Social Media: Are We Living in the Twilight Zone?

Many of us remember the Twilight Zone as offering a glimpse into a society much like our own, but wherein something eerie casts a shadow over the seemingly pleasant facade of society.

 

 

Naturally, fans of the series were ecstatic when British television series announced it would be releasing a similar anthology series entitled Black Mirror 

 

 

The third season plunged right in with their debut episode “Nose Dive.” “Nose Dive,” tells the story of a young woman named Lacie living in a society very much like our own where individuals rate every interaction they have with one another on a five-star system simply by pointing it at them. One’s cumulative score is used to determine where you may live, what jobs you may have, and what transportation you have access to.

 

 

After viewing this episode I was struck by the realization that to a lesser extent we are already living in a society fueled by ratings and limited interactions.
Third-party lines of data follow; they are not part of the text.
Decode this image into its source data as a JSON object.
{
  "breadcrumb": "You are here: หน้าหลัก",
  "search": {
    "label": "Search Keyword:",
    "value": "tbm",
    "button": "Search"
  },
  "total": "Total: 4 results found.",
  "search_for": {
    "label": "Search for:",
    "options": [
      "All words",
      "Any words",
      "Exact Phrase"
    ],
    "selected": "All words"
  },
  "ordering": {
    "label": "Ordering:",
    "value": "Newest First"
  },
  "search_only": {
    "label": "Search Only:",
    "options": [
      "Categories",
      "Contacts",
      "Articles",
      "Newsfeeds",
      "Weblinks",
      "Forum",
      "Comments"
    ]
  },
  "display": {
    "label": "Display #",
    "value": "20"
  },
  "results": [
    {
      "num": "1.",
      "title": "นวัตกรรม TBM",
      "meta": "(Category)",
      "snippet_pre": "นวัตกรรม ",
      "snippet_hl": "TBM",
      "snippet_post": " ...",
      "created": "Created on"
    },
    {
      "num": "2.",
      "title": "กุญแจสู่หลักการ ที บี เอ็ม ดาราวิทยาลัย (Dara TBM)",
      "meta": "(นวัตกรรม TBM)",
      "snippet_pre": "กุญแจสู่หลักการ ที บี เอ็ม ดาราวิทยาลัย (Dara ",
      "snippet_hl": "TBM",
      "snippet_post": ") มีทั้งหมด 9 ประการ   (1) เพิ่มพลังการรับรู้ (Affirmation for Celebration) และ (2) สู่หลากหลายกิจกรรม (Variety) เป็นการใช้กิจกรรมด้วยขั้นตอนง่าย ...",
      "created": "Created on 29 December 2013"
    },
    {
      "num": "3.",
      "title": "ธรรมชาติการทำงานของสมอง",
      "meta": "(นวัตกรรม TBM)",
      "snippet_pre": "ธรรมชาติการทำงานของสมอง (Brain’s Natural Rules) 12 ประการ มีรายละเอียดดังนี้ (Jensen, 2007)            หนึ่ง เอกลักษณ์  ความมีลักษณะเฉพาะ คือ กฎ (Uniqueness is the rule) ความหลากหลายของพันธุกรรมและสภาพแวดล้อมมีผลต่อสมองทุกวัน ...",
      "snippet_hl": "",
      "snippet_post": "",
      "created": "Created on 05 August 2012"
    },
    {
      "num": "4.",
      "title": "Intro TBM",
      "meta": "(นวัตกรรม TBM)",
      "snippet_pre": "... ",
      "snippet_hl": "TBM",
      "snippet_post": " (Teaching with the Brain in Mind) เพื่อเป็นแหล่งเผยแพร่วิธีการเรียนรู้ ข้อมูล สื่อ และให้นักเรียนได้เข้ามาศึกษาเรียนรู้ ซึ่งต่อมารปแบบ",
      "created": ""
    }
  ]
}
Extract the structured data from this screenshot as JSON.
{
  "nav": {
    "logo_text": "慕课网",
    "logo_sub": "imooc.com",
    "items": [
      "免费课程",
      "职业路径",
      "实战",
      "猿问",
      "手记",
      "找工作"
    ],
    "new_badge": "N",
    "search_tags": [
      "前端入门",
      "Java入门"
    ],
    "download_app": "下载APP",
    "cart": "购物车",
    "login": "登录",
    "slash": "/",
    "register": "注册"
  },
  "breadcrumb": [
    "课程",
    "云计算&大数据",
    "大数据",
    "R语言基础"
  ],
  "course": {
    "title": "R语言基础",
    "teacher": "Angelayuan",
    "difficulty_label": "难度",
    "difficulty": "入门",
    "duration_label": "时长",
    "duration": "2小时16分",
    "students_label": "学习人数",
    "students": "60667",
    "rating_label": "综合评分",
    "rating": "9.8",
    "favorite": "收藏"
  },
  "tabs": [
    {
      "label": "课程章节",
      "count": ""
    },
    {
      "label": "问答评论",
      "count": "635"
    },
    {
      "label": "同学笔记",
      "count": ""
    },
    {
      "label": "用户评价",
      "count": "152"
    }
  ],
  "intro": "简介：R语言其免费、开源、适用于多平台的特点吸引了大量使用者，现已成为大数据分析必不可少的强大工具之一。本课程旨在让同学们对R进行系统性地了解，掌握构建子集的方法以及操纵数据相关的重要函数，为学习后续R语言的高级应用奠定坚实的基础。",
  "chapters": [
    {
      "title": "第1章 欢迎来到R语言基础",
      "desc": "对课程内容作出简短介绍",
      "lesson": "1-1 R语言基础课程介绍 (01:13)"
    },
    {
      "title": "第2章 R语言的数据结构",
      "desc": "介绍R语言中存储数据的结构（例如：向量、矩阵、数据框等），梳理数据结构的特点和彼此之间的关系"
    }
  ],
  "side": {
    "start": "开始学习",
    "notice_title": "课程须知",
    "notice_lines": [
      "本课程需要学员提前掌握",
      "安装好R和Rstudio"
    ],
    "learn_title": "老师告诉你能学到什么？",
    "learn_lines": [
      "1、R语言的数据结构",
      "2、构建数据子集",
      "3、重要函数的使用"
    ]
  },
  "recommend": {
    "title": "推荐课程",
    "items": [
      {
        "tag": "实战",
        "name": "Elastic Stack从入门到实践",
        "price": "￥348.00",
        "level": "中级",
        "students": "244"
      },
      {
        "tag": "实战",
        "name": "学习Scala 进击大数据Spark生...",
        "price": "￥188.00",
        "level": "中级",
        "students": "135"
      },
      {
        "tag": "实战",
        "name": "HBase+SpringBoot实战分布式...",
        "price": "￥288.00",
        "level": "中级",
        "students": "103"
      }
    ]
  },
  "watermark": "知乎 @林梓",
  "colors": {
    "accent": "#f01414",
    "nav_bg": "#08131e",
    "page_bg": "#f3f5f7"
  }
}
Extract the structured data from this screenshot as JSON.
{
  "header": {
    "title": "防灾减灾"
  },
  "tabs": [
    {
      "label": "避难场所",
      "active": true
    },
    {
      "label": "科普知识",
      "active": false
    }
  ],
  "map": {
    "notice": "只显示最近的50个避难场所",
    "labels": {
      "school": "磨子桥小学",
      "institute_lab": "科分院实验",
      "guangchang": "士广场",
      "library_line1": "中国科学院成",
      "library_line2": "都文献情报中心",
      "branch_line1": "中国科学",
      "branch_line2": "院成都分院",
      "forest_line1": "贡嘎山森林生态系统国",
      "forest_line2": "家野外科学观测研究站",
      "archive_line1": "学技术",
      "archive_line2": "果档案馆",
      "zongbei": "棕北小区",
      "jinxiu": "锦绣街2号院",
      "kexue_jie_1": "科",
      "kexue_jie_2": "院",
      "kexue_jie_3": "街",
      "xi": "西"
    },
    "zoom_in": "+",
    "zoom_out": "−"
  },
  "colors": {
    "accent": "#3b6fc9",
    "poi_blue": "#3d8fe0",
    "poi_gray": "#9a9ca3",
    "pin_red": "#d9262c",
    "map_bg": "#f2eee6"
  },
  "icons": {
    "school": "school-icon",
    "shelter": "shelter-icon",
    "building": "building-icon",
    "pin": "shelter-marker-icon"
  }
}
Have we fully entered the Twilight Zone? No, but we may be farther down the path than we realize.

 

 

In the wake of the United States Presidental election, there was a clamoring on Facebook of people unfriending those with dissenting political views. When those with contradictory views are removed you are left with a small contained bubble of individuals who all share the same beliefs and values. Individuals also self-select their communities based on the content they prefer to see and the content they don’t.

 

When there is no differentiation of opinions, and no questioning of the information being presented the result is an overwhelmingly strong subconscious desire to conform. What is created is a bubble of confirmation bias which is then fueled by the social media platform. Similarly to the tradition of the media deciding which information to convey and at what time, Facebook also decides which content each individual sees and when. Facebook perpetuates the confirmation bias through the use of targeted marketing based on the networks of like-minded individuals in a person’s profile.

 

 

Social media has captured immeasurable audience interest from users to non-users alike since the earliest sites were launched. In recent years a new Twilight Zone-esque trend has been rising, the trend of the pretty girl who makes money by posting pictures on Instagram.

 

 

Once upon a time, the majority of product and brand ambassadors were varying levels of celebrity. Post-Twilight Zone, all one needs in order to become an ambassador is a sizeable number of Instagram followers and the ability to take flattering and or sexy photos with said products.

 

 

The general logic behind these campaigns is simple to follow. How do you get your product a wider or more targetted audience? Give your product to a few people with sizeable Instagram followers and ask them to review your product. In an age where the new cool thing is to be authentic, brands recognize that an “average” girl may be able to better influence her peers than say, Selena Gomez.

 

On the surface, this logic is straightforward and seems like a reasonable avenue to increased sales, but what are the underlying implications?  In the new age of Instagram ambassadors, brands are relying on the fact that consumers are drawn to the authenticity of the ambassador, their popularity, and the idea that with enough work someday they could be in their shoes.

 

 

The paradox here is that brands are hinging their marketing plans on the authenticity of a platform which by societal design only showcases the rosy aspects of an “authentic” life. With everyone online and the ability to view anyone’s profile, there is a heightened desire to only put forth what and how you want the world to see you. With this level of ingenuity, how can any interactions on such a platform be judged as authentic?

 

 

In the digital age of social media, we have created a society where individuals are only part of like-minded groups, information is tailored to the individual based on what they want to see, and our “authentic” lives are nothing more than shadows behind popularity filters and the idea of a “perfect” life. When taken in this context, one must ask, are we living in the Twilight Zone already?

 

Author: MDVR M.B.A. Consultants

A collection of works published by Maddie Tritico-Wilson, Devin Vinoray, Reeve Wightman and Pascal Klecha